They focus on seeking new products to be developed by an organisation for its present customers.

For example:

(i) A cigarette manufacturer may decide to offer low-tar cigarette.

(ii) A social service agency may offer additional services to the present client— families.

(iii) A university may develop graduate programmes for socially backward students.

4. Diversification Strategies:

An organisation diversifies when it seeks new products for customers that are not being served at present.

For example:

(i) A cigarette manufacturer diversifies into real estate development.

(ii) A management institute establishes a cell to find commercial uses of the results of faculty research efforts.

On what basis does an organisation choose one or more strategies? Management will select those strategies that capitalise on the organisation’s distinctive competencies and are consistent with its mission.

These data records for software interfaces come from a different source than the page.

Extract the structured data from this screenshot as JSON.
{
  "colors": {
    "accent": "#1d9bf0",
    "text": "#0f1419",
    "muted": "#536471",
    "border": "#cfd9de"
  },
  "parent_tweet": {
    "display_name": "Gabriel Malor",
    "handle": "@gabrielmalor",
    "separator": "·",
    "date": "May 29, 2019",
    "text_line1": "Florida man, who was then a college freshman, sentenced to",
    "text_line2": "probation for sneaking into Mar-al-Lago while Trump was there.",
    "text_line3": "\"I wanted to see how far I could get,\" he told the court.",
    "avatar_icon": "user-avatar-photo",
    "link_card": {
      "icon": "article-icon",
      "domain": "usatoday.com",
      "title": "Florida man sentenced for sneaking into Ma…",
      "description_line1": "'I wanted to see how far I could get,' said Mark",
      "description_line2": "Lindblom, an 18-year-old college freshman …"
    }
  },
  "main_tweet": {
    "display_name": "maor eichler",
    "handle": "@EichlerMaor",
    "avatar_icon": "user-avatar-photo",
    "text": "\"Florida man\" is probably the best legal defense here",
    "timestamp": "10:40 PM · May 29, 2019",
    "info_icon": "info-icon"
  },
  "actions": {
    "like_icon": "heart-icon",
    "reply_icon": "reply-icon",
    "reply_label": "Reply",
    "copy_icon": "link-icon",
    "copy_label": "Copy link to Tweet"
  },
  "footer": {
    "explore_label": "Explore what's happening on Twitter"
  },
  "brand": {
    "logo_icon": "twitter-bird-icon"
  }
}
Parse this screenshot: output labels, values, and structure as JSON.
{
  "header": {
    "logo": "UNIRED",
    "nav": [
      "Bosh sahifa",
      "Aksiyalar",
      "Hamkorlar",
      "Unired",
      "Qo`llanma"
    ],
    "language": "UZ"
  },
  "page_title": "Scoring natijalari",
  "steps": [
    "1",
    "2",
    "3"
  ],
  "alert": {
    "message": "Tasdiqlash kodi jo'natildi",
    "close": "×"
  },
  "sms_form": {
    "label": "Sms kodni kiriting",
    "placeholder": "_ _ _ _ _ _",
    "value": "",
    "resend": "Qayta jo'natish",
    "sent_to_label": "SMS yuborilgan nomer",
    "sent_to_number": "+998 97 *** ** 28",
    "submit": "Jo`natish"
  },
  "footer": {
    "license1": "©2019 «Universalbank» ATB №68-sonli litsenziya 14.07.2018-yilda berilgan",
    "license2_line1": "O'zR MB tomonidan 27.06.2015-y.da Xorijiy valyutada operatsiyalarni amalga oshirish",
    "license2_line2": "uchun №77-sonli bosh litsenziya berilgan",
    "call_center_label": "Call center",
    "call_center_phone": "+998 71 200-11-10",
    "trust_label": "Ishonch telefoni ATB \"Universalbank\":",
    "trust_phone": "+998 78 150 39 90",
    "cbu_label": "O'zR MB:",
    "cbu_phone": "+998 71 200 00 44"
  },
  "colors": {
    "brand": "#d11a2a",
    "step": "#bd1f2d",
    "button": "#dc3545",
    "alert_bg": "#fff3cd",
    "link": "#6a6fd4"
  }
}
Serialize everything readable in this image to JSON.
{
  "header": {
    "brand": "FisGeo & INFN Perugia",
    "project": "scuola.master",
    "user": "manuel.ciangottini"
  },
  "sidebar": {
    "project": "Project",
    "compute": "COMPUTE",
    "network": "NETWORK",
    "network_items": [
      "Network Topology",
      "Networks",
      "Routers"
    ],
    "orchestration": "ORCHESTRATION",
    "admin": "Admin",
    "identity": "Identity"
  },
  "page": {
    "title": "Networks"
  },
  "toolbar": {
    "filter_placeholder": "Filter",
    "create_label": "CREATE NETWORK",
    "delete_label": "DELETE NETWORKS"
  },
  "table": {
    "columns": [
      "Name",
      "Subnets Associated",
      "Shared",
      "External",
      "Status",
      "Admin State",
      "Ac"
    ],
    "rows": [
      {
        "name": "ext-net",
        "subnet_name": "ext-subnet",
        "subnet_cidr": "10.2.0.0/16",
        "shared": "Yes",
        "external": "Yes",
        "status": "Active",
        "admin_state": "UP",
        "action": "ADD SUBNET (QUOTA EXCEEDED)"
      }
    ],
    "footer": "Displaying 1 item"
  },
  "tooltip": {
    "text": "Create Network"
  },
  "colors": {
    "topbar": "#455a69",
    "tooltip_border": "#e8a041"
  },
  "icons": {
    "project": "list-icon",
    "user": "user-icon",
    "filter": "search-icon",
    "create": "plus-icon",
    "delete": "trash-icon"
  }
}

Q.12. ‘Porter’s framework is not an automatic formula for strategic choice. It is an analytical approach, a framework a device for narrowing the search, in industry analysis’. Identify the data categories for ‘industry analysis’ recommended by Porter.

Ans.: Data Categories for Industry Analysis:

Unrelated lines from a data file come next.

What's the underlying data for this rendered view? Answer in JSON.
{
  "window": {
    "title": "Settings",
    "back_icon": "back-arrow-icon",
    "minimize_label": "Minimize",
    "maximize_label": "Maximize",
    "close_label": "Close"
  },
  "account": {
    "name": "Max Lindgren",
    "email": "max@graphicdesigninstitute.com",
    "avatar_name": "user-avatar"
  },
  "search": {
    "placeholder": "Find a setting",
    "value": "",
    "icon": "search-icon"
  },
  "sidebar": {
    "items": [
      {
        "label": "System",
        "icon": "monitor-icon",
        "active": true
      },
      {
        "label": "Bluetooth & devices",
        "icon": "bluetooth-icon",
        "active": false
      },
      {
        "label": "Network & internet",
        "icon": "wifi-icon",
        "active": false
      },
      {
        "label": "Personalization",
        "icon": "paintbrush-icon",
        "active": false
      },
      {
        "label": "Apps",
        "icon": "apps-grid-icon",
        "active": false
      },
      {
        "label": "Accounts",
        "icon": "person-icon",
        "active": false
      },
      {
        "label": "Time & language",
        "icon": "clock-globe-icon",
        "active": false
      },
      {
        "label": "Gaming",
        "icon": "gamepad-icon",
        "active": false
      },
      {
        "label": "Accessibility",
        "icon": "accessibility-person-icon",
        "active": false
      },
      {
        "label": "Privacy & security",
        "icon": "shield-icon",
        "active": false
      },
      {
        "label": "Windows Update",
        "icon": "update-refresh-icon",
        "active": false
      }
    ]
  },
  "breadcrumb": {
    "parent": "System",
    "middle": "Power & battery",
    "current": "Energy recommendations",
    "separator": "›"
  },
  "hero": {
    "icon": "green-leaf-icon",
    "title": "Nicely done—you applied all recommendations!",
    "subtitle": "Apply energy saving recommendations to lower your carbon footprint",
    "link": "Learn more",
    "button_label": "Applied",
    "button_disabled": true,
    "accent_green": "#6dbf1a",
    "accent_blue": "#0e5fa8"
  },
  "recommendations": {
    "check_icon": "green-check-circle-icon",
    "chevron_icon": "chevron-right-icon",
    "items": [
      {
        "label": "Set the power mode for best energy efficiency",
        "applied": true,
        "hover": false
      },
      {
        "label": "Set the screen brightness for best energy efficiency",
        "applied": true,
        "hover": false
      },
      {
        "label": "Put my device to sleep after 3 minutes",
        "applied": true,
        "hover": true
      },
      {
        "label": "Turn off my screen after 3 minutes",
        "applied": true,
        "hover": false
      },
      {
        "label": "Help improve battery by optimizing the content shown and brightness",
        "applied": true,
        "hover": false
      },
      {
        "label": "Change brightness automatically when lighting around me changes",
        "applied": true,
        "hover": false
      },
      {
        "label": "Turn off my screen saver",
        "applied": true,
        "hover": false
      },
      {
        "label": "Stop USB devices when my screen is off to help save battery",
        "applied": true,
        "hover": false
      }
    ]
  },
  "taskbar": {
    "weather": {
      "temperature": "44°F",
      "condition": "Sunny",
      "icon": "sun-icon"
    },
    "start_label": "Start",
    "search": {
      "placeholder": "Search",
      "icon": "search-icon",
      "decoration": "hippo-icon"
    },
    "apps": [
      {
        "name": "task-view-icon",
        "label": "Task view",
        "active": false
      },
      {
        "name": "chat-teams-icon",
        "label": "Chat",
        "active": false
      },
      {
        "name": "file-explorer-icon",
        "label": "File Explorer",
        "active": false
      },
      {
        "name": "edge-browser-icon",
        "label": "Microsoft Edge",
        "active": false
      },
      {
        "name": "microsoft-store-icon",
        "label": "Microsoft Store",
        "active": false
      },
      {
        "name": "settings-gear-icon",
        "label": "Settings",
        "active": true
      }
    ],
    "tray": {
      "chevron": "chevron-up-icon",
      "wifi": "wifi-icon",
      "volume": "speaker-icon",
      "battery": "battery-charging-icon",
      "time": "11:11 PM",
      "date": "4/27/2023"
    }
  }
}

In his book ‘Competitive Strategy: Techniques for analysing industries and competitors’, Porter laid out the vast majority of really significant forces with which the managers should be concerned in formulating their competitive strategies. These not only act as a frame of reference for managers but a check-list by means of which strategies can be identified, and once the strategies are identified, the list can serve as a basis for suitability of a particular strategy.

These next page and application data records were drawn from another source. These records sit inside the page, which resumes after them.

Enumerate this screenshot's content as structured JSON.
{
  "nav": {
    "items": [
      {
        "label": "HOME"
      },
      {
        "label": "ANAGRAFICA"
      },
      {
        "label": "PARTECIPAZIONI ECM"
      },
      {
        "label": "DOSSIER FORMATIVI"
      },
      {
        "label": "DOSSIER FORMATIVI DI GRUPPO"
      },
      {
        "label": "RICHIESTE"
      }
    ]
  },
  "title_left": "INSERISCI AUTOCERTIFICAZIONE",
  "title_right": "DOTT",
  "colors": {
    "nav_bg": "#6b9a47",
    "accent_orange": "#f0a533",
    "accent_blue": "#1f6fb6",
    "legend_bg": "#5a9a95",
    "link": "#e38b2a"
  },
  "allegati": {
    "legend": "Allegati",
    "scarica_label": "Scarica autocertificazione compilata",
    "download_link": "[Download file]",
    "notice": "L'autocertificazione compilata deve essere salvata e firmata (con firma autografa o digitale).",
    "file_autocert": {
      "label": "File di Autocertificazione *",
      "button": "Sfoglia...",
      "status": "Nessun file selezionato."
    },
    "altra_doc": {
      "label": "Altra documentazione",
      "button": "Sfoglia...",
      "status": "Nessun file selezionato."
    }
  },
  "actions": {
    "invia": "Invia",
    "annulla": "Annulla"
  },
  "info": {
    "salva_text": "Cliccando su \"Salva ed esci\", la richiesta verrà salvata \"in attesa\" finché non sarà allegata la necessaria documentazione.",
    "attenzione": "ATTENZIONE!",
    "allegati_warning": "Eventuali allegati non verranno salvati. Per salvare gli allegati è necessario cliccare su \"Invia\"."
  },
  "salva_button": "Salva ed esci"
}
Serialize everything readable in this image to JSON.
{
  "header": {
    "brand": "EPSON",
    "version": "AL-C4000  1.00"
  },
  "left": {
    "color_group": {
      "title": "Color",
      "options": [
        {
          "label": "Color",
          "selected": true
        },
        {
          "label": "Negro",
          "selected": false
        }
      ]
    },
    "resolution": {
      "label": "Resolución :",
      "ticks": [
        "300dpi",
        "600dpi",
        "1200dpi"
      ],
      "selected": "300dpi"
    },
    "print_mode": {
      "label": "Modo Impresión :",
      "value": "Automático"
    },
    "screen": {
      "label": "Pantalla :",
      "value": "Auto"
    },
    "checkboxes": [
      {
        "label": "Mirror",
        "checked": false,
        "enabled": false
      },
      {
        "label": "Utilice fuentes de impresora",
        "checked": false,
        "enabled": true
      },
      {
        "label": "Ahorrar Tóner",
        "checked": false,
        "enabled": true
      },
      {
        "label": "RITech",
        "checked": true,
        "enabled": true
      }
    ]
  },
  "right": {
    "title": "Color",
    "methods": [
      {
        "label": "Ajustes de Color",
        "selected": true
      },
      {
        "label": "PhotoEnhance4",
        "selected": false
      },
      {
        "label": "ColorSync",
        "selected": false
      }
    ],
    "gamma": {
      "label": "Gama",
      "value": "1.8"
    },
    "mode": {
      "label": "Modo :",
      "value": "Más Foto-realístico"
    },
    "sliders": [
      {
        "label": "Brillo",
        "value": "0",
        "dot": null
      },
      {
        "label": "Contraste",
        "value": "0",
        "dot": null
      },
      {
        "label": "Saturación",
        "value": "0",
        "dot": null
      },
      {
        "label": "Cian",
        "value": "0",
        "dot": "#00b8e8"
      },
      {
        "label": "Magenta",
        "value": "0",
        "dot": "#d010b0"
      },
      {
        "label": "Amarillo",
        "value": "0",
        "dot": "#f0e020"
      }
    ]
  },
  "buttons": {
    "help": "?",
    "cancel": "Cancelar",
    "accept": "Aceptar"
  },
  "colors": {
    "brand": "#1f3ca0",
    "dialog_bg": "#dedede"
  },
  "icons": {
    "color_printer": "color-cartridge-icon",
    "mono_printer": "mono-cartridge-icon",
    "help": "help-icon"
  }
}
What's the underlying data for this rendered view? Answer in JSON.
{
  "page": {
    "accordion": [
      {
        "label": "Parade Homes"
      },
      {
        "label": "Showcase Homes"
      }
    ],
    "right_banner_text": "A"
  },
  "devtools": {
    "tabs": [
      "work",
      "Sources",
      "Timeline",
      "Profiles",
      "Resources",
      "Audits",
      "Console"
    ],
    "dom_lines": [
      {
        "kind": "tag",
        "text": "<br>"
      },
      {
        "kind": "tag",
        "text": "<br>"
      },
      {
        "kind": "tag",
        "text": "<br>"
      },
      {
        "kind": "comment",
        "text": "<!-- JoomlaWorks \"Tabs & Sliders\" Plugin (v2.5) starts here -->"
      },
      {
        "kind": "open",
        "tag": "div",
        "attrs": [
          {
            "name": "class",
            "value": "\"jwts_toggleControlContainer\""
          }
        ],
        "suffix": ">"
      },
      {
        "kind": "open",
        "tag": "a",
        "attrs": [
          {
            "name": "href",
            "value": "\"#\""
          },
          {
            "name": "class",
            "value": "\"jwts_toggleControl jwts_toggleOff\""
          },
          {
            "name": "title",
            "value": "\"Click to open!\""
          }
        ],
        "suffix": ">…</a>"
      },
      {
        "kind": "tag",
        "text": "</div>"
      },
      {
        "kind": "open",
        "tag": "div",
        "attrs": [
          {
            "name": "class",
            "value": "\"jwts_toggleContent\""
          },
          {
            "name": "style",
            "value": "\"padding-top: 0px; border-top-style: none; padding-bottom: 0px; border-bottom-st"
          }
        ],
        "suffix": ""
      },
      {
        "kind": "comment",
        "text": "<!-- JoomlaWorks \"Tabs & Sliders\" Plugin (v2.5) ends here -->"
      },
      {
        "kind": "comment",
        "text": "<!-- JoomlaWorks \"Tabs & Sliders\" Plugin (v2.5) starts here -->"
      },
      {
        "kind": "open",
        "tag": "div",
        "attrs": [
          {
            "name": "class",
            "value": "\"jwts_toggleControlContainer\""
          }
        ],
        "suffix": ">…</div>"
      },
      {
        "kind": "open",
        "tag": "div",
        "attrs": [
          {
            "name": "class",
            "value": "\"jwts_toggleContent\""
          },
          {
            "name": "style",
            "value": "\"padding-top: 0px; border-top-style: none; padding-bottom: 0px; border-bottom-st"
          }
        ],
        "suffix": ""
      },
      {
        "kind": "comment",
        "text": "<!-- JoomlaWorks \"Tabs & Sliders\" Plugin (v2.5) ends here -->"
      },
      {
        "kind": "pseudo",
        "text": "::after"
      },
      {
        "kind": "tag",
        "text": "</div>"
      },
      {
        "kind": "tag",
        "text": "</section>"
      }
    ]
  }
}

After assessing the forces operating in an industry, the strategist is in a position to protect the company from hostile environmental forces or to take advantage of them, whichever is most appropriate. Such a study, when carefully done, opens up all sorts of possibilities from which the strategist must choose.

According to him, the critical data to be collected in relation to industry analysis are tabulated below:

1. Product lines

2. Buyers and their behaviour

3. Complementary products

4. Substitute products

5. Growth: Rate/Pattern (seasonal, cyclical)/Determinants

6. Technology of production and distribution: Cost structure/Economies of scale/Labour/ Value added/Logistics.

7. Marketing and Selling: Market segmentation/Marketing practices

8. Suppliers

9. Distribution channels (if indirect)

10. Innovation: Types/Sources/Economies of scale/Rate

11. Competitors: Strategy/Goals/Strengths and weaknesses/Assumptions

12. Social, political, and legal environment

13. Macro-economic environment.

Q.13. What are the various factors having strategic implications?

Ans. Corporate appraisal of long- established management procedures covering various functional elements, when undertaken by conscientious managers, provides a host of factors of strategic importance—some of them are strong points which are needed to be properly exploited to a firm’s advantage and some are weak ones needing rectification.

This exercise, according to Denning, leads to formulation of a ‘capability profile’ for each of a firm’s activities. This relates a firm’s particular strengths and weaknesses to the businesses it is in, thus providing a basic guide for further action through strategy identification and implementation for the ultimate goal of business success.

However, a hypothetical list is given below:

Factors and Strategic Implications


Q.14. What do you understand by corporate capability profile?

Ans. Corporate capability profile refers to the state of present position obtained after due assessment and evaluation of corporate strengths and weaknesses. According to Denning, a capability profile of a firm for each of its activities can be prepared by means of corporate appraisal.

This relates a company’s particular strengths and weaknesses to the businesses it is in, and thus, providing a basic guide for further action. For capability profile, strong and weak points should be identified where possible—using market research, internal opinion, and company results as the sources of data.

For example:

One company may be particularly effective in its customer service, another may be excellent at physical distribution. It may be possible for one company to utilise design skills more skilfully than its competitors. Another may have a particular or unique marketing flair.